### Exercise prompt
Return every line of the data below that includes the string "caption".

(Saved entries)
----
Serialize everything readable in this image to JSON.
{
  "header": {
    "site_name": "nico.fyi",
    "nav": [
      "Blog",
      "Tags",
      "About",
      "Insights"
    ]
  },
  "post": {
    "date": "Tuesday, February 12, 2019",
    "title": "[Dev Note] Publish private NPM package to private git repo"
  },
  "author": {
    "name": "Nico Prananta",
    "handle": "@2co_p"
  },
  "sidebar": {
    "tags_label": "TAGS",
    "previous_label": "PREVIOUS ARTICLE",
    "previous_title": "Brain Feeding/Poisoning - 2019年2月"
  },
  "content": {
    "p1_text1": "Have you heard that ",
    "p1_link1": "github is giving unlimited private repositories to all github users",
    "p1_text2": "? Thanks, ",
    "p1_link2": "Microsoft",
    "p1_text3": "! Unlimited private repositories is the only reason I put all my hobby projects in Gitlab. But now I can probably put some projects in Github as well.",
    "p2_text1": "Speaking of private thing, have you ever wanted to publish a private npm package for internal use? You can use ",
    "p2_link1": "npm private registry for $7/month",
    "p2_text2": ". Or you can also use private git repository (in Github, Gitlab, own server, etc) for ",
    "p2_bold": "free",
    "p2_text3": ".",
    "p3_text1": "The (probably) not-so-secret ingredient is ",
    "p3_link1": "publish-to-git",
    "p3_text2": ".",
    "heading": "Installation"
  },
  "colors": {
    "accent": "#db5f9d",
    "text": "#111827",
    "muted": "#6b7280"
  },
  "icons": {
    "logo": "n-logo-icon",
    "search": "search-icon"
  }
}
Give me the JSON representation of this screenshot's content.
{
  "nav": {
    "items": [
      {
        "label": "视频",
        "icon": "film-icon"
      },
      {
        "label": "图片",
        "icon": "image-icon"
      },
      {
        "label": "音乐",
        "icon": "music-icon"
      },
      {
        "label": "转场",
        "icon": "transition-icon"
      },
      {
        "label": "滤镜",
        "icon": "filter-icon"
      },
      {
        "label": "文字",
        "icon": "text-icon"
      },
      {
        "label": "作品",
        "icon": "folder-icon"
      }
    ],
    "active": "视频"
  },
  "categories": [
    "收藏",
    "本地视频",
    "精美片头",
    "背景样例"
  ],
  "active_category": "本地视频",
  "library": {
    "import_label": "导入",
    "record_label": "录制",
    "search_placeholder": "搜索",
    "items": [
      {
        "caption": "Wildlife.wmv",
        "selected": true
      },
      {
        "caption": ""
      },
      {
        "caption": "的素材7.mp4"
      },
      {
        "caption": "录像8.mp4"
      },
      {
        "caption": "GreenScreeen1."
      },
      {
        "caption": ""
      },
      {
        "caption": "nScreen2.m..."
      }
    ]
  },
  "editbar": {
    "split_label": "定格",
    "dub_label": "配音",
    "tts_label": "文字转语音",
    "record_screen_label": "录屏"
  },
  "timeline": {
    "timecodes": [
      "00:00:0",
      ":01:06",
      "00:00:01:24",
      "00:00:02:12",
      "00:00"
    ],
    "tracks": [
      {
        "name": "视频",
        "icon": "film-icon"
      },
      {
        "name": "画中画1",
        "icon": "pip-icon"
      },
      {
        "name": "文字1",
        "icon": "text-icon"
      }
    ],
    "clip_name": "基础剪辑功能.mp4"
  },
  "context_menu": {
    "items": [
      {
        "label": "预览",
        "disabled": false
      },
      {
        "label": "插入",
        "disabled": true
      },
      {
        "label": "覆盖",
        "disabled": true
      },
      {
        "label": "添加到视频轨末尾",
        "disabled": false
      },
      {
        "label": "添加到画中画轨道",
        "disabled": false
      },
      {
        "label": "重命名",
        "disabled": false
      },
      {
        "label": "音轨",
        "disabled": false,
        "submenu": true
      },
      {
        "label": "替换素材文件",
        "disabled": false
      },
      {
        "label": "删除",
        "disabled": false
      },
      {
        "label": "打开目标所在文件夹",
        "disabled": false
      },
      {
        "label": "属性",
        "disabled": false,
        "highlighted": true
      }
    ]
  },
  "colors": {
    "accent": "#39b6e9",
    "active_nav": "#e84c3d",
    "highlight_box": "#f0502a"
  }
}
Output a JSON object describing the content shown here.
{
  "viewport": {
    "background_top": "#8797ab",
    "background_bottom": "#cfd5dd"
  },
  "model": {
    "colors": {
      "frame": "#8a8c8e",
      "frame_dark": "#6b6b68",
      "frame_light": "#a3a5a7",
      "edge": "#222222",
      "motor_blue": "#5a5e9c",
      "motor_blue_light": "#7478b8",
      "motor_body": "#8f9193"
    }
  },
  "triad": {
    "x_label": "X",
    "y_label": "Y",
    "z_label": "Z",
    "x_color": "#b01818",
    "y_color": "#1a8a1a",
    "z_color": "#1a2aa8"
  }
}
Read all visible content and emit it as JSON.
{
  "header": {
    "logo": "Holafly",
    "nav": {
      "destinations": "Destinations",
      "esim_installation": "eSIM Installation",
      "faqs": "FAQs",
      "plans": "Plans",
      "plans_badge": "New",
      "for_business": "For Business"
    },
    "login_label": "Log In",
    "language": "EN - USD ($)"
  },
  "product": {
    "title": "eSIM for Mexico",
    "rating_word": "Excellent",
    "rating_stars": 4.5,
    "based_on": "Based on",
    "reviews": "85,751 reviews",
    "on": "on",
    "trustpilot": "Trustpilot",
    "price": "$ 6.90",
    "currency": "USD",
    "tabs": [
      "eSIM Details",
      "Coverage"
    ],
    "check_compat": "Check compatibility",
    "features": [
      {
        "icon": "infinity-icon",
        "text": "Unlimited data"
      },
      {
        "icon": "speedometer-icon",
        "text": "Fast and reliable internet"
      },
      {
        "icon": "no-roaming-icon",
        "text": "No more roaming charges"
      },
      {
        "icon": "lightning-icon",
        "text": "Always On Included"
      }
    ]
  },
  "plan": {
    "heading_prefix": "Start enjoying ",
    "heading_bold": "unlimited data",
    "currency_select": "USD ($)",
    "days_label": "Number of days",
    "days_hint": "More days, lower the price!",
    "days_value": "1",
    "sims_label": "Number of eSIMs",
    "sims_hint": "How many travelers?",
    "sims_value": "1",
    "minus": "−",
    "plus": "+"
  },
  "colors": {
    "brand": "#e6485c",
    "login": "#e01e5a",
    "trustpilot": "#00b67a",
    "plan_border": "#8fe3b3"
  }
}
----
### Task response
        "caption": "Wildlife.wmv",
        "caption": ""
        "caption": "的素材7.mp4"
        "caption": "录像8.mp4"
        "caption": "GreenScreeen1."
        "caption": ""
        "caption": "nScreen2.m..."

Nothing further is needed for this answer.